Harold Peter Henry “Pee Wee” Reese held down the spot at shortstop for the Brooklyn and LA Dodgers for eighteen years starting in 1940. He hailed from the small town of Ekron, Kentucky, later moving to Louisville where he didn’t start playing baseball until his senior year in high school due to his small size. The “Little Colonel” was bestowed on Reese when he was a player for the minor league Louisville Colonels. Likewise, his other nickname, “Pee Wee” originated in childhood where he was an acclaimed marbles player (a pee wee is a small marble). Despite the diminutive monikers, Reese was actually 5’10” as an adult player, an average height for a midfielder in mid 20th century professional baseball.
Brooklyn embraced Pee Wee Reese from the start and he and his second base teammate, Jackie Robinson, who joined him in 1947, became synonymous with Brooklyn baseball. Together they formed one of the most effective double play batteries of the decade, with much of this success owing to their deep and lasting friendship on and off the field. There are many stories surrounding Reese and his supporting role in Robinson’s breaking of the color barrier in Major League Baseball. It was Reese who refused to sign a boycott petition, prior to Robinson’s arrival, circulated by some of his southern teammates in the hope that they could reverse owner Branch Rickey’s decision to integrate. With his now famous line, “If he can take my job, he’s entitled to it,” Reese indelibly added himself to the history books as one of the good guys.
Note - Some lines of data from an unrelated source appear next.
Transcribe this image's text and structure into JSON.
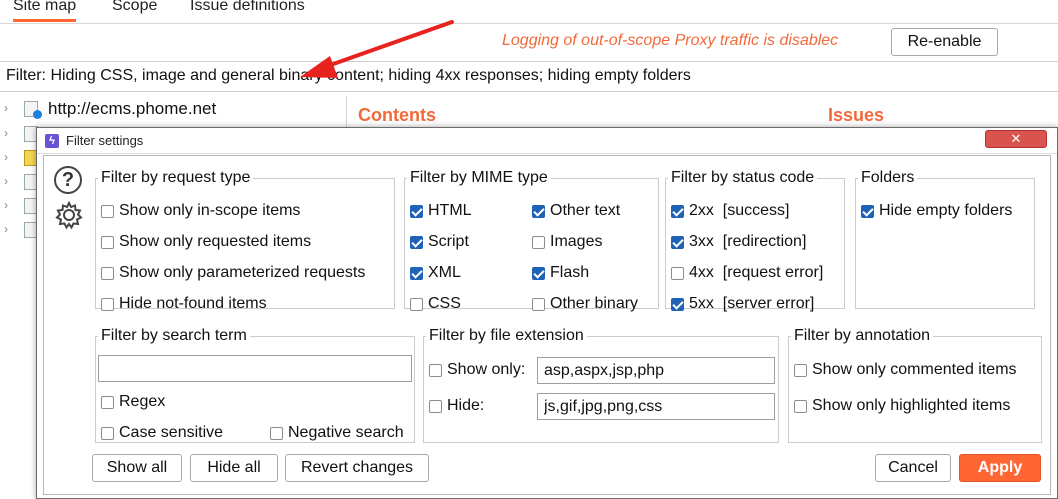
{
  "tabs": [
    "Site map",
    "Scope",
    "Issue definitions"
  ],
  "scope_notice": "Logging of out-of-scope Proxy traffic is disablec",
  "reenable_label": "Re-enable",
  "filter_bar": "Filter: Hiding CSS, image and general binary content;  hiding 4xx responses;  hiding empty folders",
  "tree": {
    "first_host": "http://ecms.phome.net"
  },
  "panels": {
    "contents": "Contents",
    "issues": "Issues"
  },
  "dialog": {
    "title": "Filter settings",
    "close_icon": "✕",
    "request_type": {
      "legend": "Filter by request type",
      "items": [
        {
          "label": "Show only in-scope items",
          "checked": false
        },
        {
          "label": "Show only requested items",
          "checked": false
        },
        {
          "label": "Show only parameterized requests",
          "checked": false
        },
        {
          "label": "Hide not-found items",
          "checked": false
        }
      ]
    },
    "mime_type": {
      "legend": "Filter by MIME type",
      "items": [
        {
          "label": "HTML",
          "checked": true
        },
        {
          "label": "Other text",
          "checked": true
        },
        {
          "label": "Script",
          "checked": true
        },
        {
          "label": "Images",
          "checked": false
        },
        {
          "label": "XML",
          "checked": true
        },
        {
          "label": "Flash",
          "checked": true
        },
        {
          "label": "CSS",
          "checked": false
        },
        {
          "label": "Other binary",
          "checked": false
        }
      ]
    },
    "status_code": {
      "legend": "Filter by status code",
      "items": [
        {
          "label": "2xx  [success]",
          "checked": true
        },
        {
          "label": "3xx  [redirection]",
          "checked": true
        },
        {
          "label": "4xx  [request error]",
          "checked": false
        },
        {
          "label": "5xx  [server error]",
          "checked": true
        }
      ]
    },
    "folders": {
      "legend": "Folders",
      "items": [
        {
          "label": "Hide empty folders",
          "checked": true
        }
      ]
    },
    "search_term": {
      "legend": "Filter by search term",
      "value": "",
      "regex": "Regex",
      "case_sensitive": "Case sensitive",
      "negative": "Negative search"
    },
    "file_extension": {
      "legend": "Filter by file extension",
      "show_only_label": "Show only:",
      "show_only_value": "asp,aspx,jsp,php",
      "hide_label": "Hide:",
      "hide_value": "js,gif,jpg,png,css"
    },
    "annotation": {
      "legend": "Filter by annotation",
      "commented": "Show only commented items",
      "highlighted": "Show only highlighted items"
    },
    "buttons": {
      "show_all": "Show all",
      "hide_all": "Hide all",
      "revert": "Revert changes",
      "cancel": "Cancel",
      "apply": "Apply"
    }
  },
  "colors": {
    "accent": "#ff6633",
    "checkbox_on": "#1e63b5",
    "notice": "#f06a3a"
  }
}
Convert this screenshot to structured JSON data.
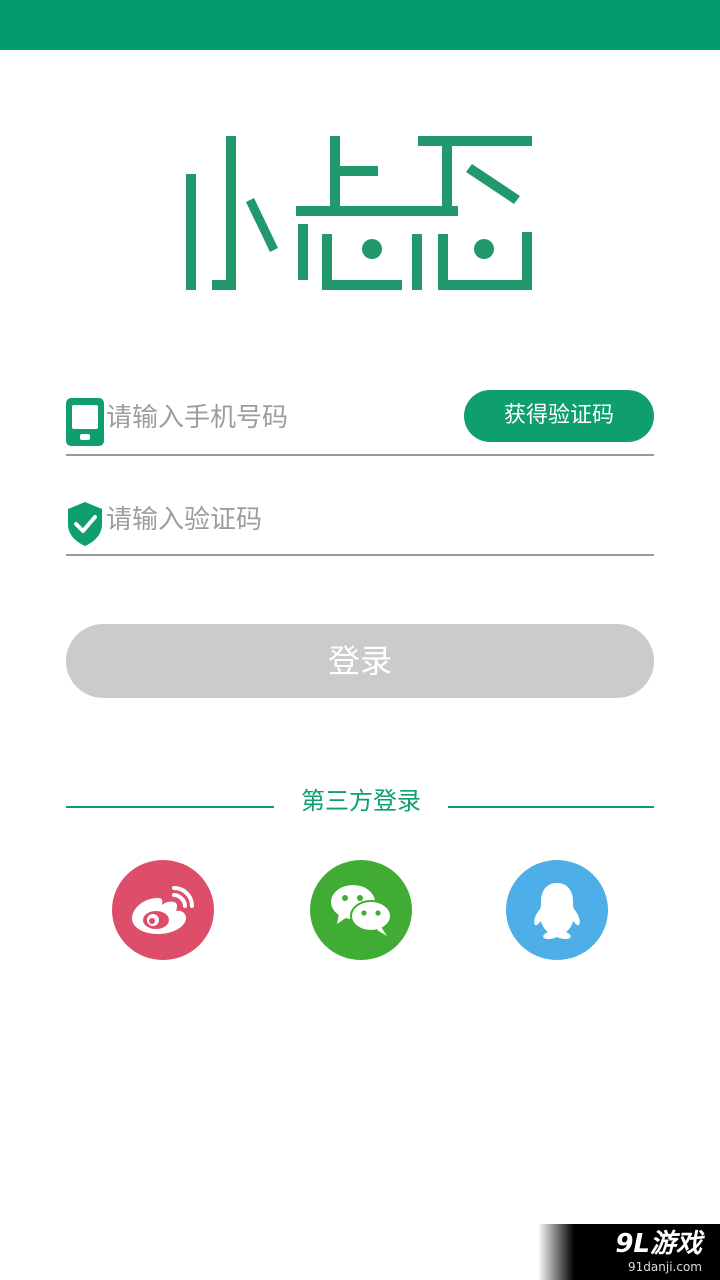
{
  "colors": {
    "accent": "#0e9e70",
    "status_bar": "#049c6f",
    "disabled_button": "#cbcbcb",
    "weibo": "#dd4e6a",
    "wechat": "#40ac34",
    "qq": "#4daee8"
  },
  "logo": {
    "text": "小志志",
    "icon": "brand-logo"
  },
  "phone_field": {
    "icon": "phone-icon",
    "placeholder": "请输入手机号码",
    "value": ""
  },
  "get_code_button": {
    "label": "获得验证码"
  },
  "code_field": {
    "icon": "shield-check-icon",
    "placeholder": "请输入验证码",
    "value": ""
  },
  "login_button": {
    "label": "登录"
  },
  "third_party": {
    "title": "第三方登录",
    "providers": [
      {
        "name": "weibo",
        "icon": "weibo-icon"
      },
      {
        "name": "wechat",
        "icon": "wechat-icon"
      },
      {
        "name": "qq",
        "icon": "qq-icon"
      }
    ]
  },
  "watermark": {
    "main": "9L游戏",
    "sub": "91danji.com"
  }
}
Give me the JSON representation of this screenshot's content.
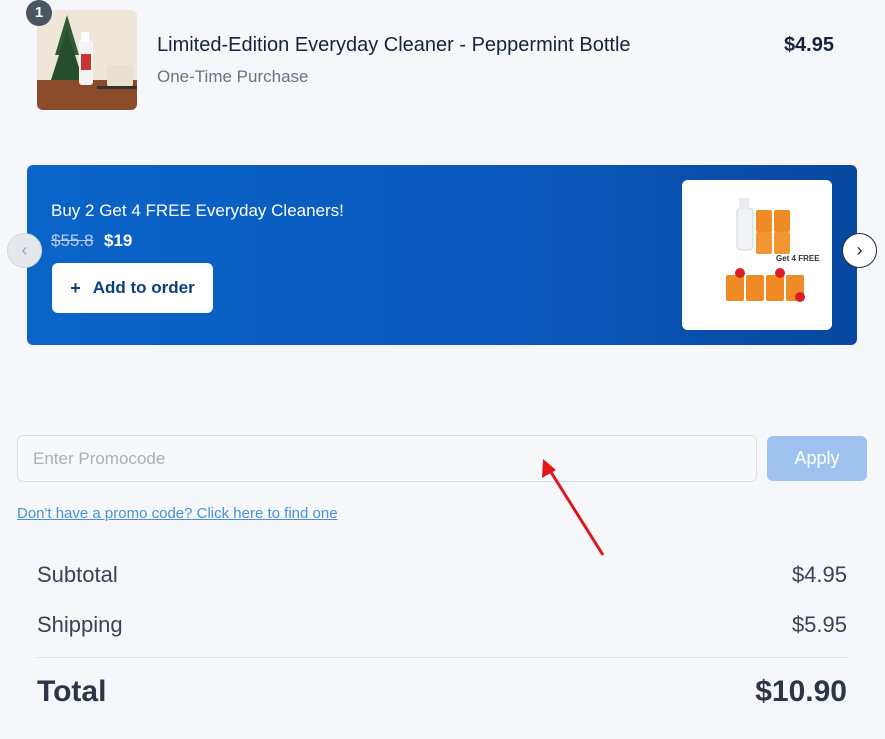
{
  "cart_item": {
    "quantity": "1",
    "title": "Limited-Edition Everyday Cleaner - Peppermint Bottle",
    "subtitle": "One-Time Purchase",
    "price": "$4.95"
  },
  "upsell": {
    "title": "Buy 2 Get 4 FREE Everyday Cleaners!",
    "old_price": "$55.8",
    "new_price": "$19",
    "button_label": "Add to order",
    "button_icon": "plus-icon",
    "image_caption": "Get 4 FREE",
    "prev_icon": "chevron-left-icon",
    "next_icon": "chevron-right-icon"
  },
  "promo": {
    "placeholder": "Enter Promocode",
    "value": "",
    "apply_label": "Apply",
    "help_link": "Don't have a promo code? Click here to find one"
  },
  "summary": {
    "subtotal_label": "Subtotal",
    "subtotal_value": "$4.95",
    "shipping_label": "Shipping",
    "shipping_value": "$5.95",
    "total_label": "Total",
    "total_value": "$10.90"
  },
  "colors": {
    "brand_blue": "#0a64c9",
    "apply_disabled": "#9fc3ee",
    "annotation_arrow": "#e0161b"
  }
}
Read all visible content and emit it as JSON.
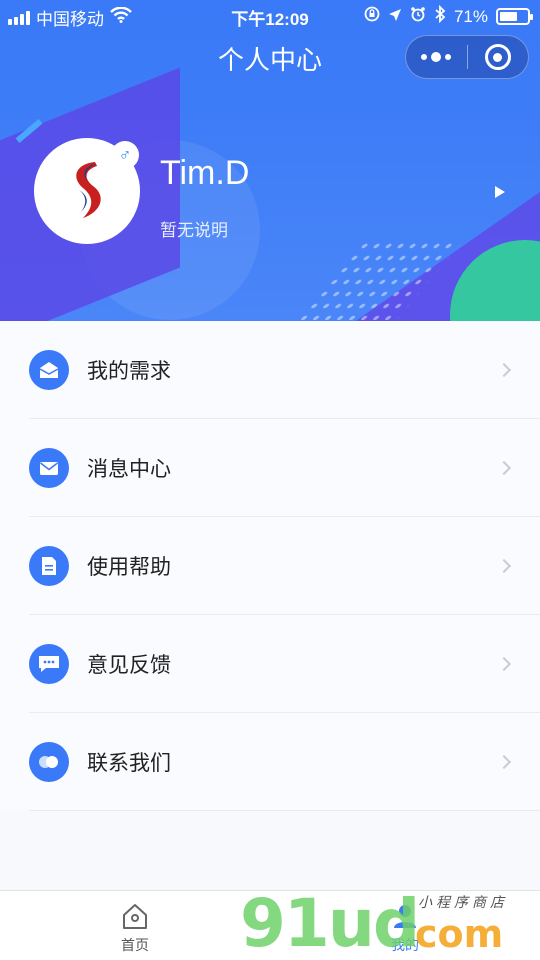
{
  "status_bar": {
    "carrier": "中国移动",
    "time": "下午12:09",
    "battery_percent": "71%",
    "battery_level": 0.71
  },
  "nav": {
    "title": "个人中心"
  },
  "profile": {
    "name": "Tim.D",
    "bio": "暂无说明",
    "gender_symbol": "♂"
  },
  "menu": {
    "items": [
      {
        "label": "我的需求",
        "icon": "envelope-open-icon"
      },
      {
        "label": "消息中心",
        "icon": "envelope-icon"
      },
      {
        "label": "使用帮助",
        "icon": "document-icon"
      },
      {
        "label": "意见反馈",
        "icon": "chat-bubble-icon"
      },
      {
        "label": "联系我们",
        "icon": "contact-circles-icon"
      }
    ]
  },
  "tabbar": {
    "home_label": "首页",
    "mine_label": "我的",
    "active": "mine"
  },
  "watermark": {
    "main": "91ud",
    "suffix": "com",
    "sub": "小程序商店"
  },
  "colors": {
    "primary": "#3a79f7",
    "accent_green": "#35c8a0",
    "accent_purple": "#5d4ee9"
  }
}
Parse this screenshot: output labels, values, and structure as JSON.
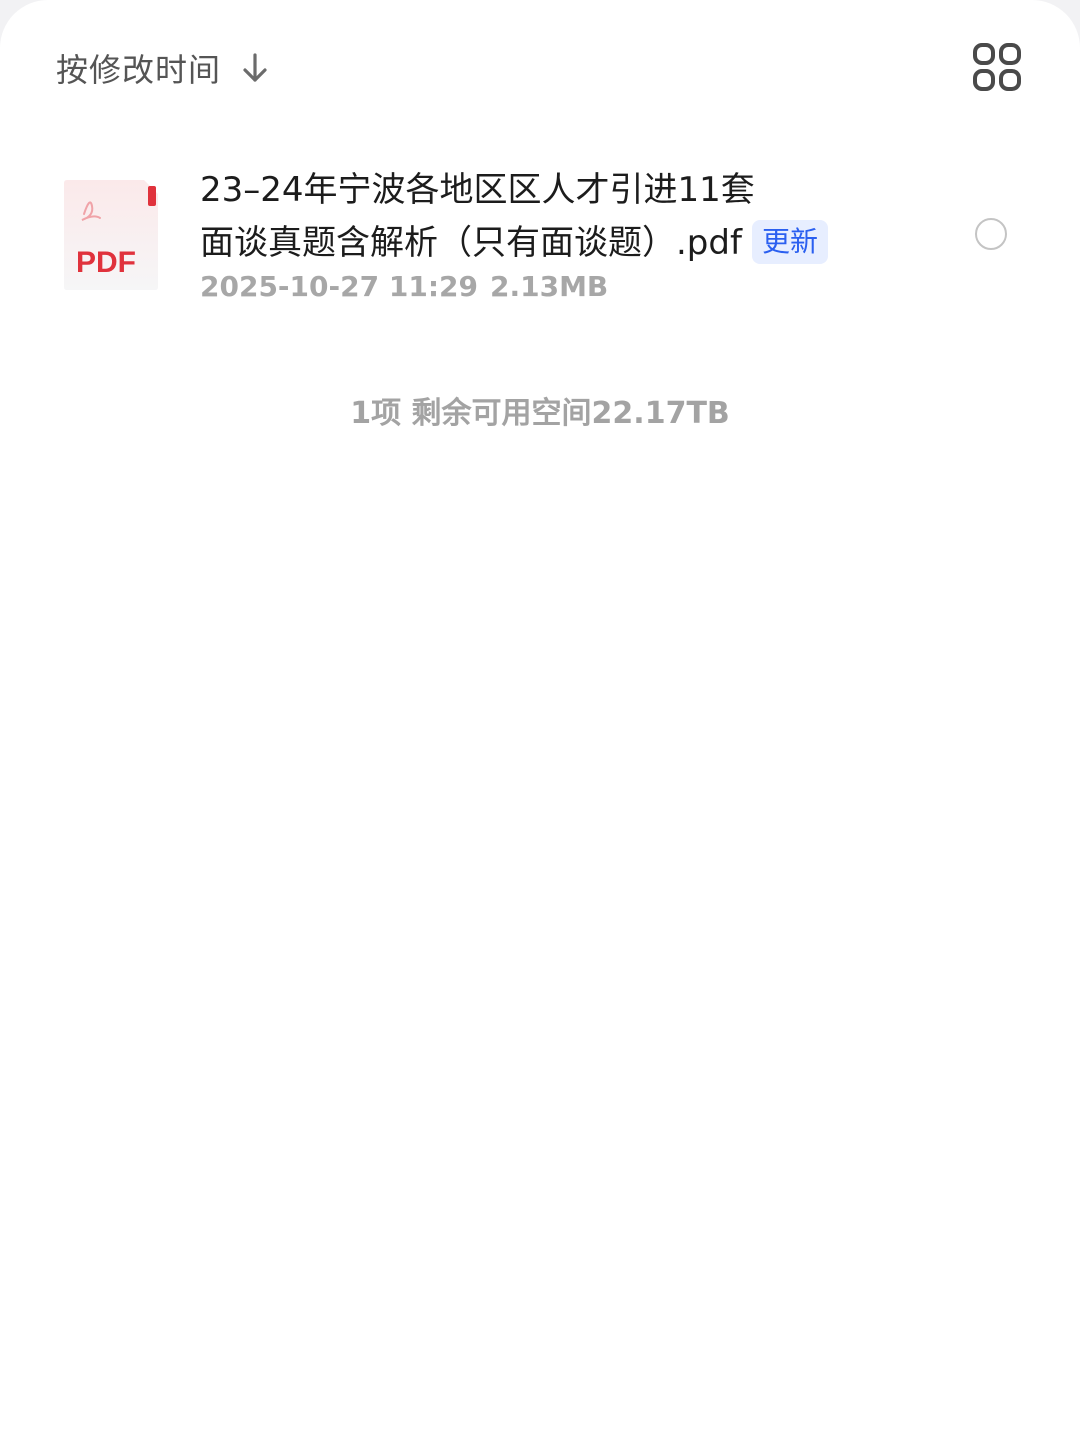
{
  "toolbar": {
    "sort_label": "按修改时间",
    "sort_icon": "arrow-down-icon",
    "view_icon": "grid-view-icon"
  },
  "files": [
    {
      "icon": "pdf-file-icon",
      "thumb_label": "PDF",
      "name_line1": "23–24年宁波各地区区人才引进11套",
      "name_line2": "面谈真题含解析（只有面谈题）.pdf",
      "tag": "更新",
      "modified": "2025-10-27 11:29",
      "size": "2.13MB"
    }
  ],
  "summary": {
    "count": "1项",
    "space": "剩余可用空间22.17TB"
  },
  "colors": {
    "accent_blue": "#2a5ff0",
    "tag_bg": "#e7eeff",
    "pdf_red": "#e0323c"
  }
}
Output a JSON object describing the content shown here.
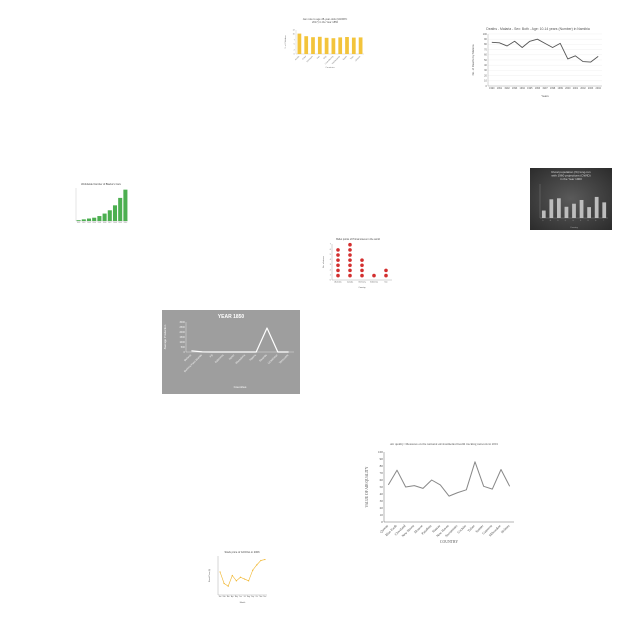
{
  "chart_data": [
    {
      "id": "pct-children",
      "type": "bar",
      "title": "Jan note to age 28-year-olds (GNWPC 2017) in the Year 1850",
      "xlabel": "Countries",
      "ylabel": "% of Children",
      "categories": [
        "Aruba",
        "Chad",
        "Denmark",
        "Iraq",
        "Italy",
        "Luxembourg",
        "Netherlands",
        "Spain",
        "Togo",
        "Ukraine"
      ],
      "values": [
        10.2,
        8.9,
        8.4,
        8.6,
        8.1,
        7.9,
        8.3,
        8.5,
        8.2,
        8.3
      ],
      "ylim": [
        0,
        12
      ],
      "color": "#f3c43b"
    },
    {
      "id": "malaria-deaths",
      "type": "line",
      "title": "Deaths - Malaria - Sex: Both - Age: 10-14 years (Number) in Namibia",
      "xlabel": "Years",
      "ylabel": "No. of Deaths by Malaria",
      "categories": [
        "1990",
        "1991",
        "1992",
        "1993",
        "1994",
        "1995",
        "1996",
        "1997",
        "1998",
        "1999",
        "2000",
        "2001",
        "2002",
        "2003",
        "2004"
      ],
      "values": [
        84,
        83,
        77,
        86,
        74,
        86,
        90,
        82,
        74,
        82,
        52,
        58,
        47,
        46,
        57
      ],
      "ylim": [
        0,
        100
      ],
      "yticks": [
        0,
        10,
        20,
        30,
        40,
        50,
        60,
        70,
        80,
        90,
        100
      ],
      "color": "#555555"
    },
    {
      "id": "blacks-cars",
      "type": "bar",
      "title": "Worldwide Number of Blacks's Cars",
      "xlabel": "",
      "ylabel": "",
      "categories": [
        "2001",
        "2002",
        "2003",
        "2004",
        "2005",
        "2006",
        "2007",
        "2008",
        "2009",
        "2010"
      ],
      "values": [
        1,
        2,
        3,
        4,
        6,
        9,
        13,
        19,
        28,
        38
      ],
      "ylim": [
        0,
        40
      ],
      "color": "#4caf50"
    },
    {
      "id": "rural-population",
      "type": "bar",
      "title": "Rural population (%) long-run with 1960 projections (OWID) in the Year 1900",
      "xlabel": "Country",
      "ylabel": "",
      "categories": [
        "A",
        "B",
        "C",
        "D",
        "E",
        "F",
        "G",
        "H",
        "I"
      ],
      "values": [
        22,
        55,
        58,
        33,
        42,
        53,
        32,
        62,
        46
      ],
      "ylim": [
        0,
        100
      ],
      "color": "#bdbdbd"
    },
    {
      "id": "stoves-dots",
      "type": "scatter",
      "title": "Bullet points of Primal stoves in the world",
      "xlabel": "Country",
      "ylabel": "No. of stoves",
      "categories": [
        "Australia",
        "Canada",
        "Germany",
        "Indonesia",
        "Iran"
      ],
      "values": [
        6,
        7,
        4,
        1,
        2
      ],
      "ylim": [
        0,
        7
      ],
      "color": "#d32f2f"
    },
    {
      "id": "year-1850",
      "type": "line",
      "title": "YEAR 1850",
      "xlabel": "Countries",
      "ylabel": "Average Production",
      "categories": [
        "Belarus",
        "Burkina Faso Islands",
        "Fiji",
        "Indonesia",
        "Japan",
        "Macedonia",
        "Nigeria",
        "Rwanda",
        "Uzbekistan",
        "Venezuela"
      ],
      "values": [
        120,
        10,
        0,
        0,
        0,
        0,
        0,
        2400,
        0,
        0
      ],
      "ylim": [
        0,
        3000
      ],
      "yticks": [
        0,
        500,
        1000,
        1500,
        2000,
        2500,
        3000
      ],
      "color": "#ffffff"
    },
    {
      "id": "air-quality",
      "type": "line",
      "title": "Air quality: Measures on the national environmental health tracking network in 2001",
      "xlabel": "COUNTRY",
      "ylabel": "VALUE OF AIR QUALITY",
      "categories": [
        "Queens",
        "Blue Earth",
        "Cleveland",
        "New Haven",
        "Monroe",
        "Pasadena",
        "Nassau",
        "New Haven",
        "Sacramento",
        "Cochise",
        "Tulare",
        "Sumter",
        "Cameron",
        "Milwaukee",
        "Holmes"
      ],
      "values": [
        53,
        74,
        50,
        52,
        48,
        60,
        53,
        37,
        42,
        46,
        86,
        51,
        47,
        75,
        51
      ],
      "ylim": [
        0,
        100
      ],
      "yticks": [
        0,
        10,
        20,
        30,
        40,
        50,
        60,
        70,
        80,
        90,
        100
      ],
      "color": "#888888"
    },
    {
      "id": "googl-price",
      "type": "line",
      "title": "Stock price of GOOGL in 2006",
      "xlabel": "Month",
      "ylabel": "Stock Price ($)",
      "categories": [
        "Jan",
        "Feb",
        "Mar",
        "Apr",
        "May",
        "Jun",
        "Jul",
        "Aug",
        "Sep",
        "Oct",
        "Nov",
        "Dec"
      ],
      "values": [
        430,
        365,
        350,
        410,
        380,
        400,
        390,
        380,
        440,
        470,
        495,
        500
      ],
      "ylim": [
        300,
        520
      ],
      "color": "#f0b429"
    }
  ]
}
This diptych painting, taken from a press photo dated prior to Robinson’s arrival, shows a young Reese being escorted off the field by teammates. I chose the causality of his injury to be a collision at second base, although it could have been a fight or a bean ball at home plate. Either way, I was drawn to this image of Reese, caught in the down time we often experience particular to baseball.
It is also a love letter to Ebbets Field, a place I was never able to experience but lived in its historic shadow for several years during my graduate education at Brooklyn College and first teaching job at Paul Robeson High School in Crown Heights. The frame is constructed to resemble one of the brick and brownstone Romanesque windows that adorned the main entrance on Montgomery St. In the crowd I included a few endearing Brooklynites, the members of the Sym-Phony and Hilda Chester, standing in a red dress, her cowbell temporarily replaced by a clutched kerchief at the sight of Pee Wee’s slow trot off the field; his tenacity, sportsmanship and enduring humanity, on display in a bloodied moment of defeat. Baseball, as in life, is full of wins and losses.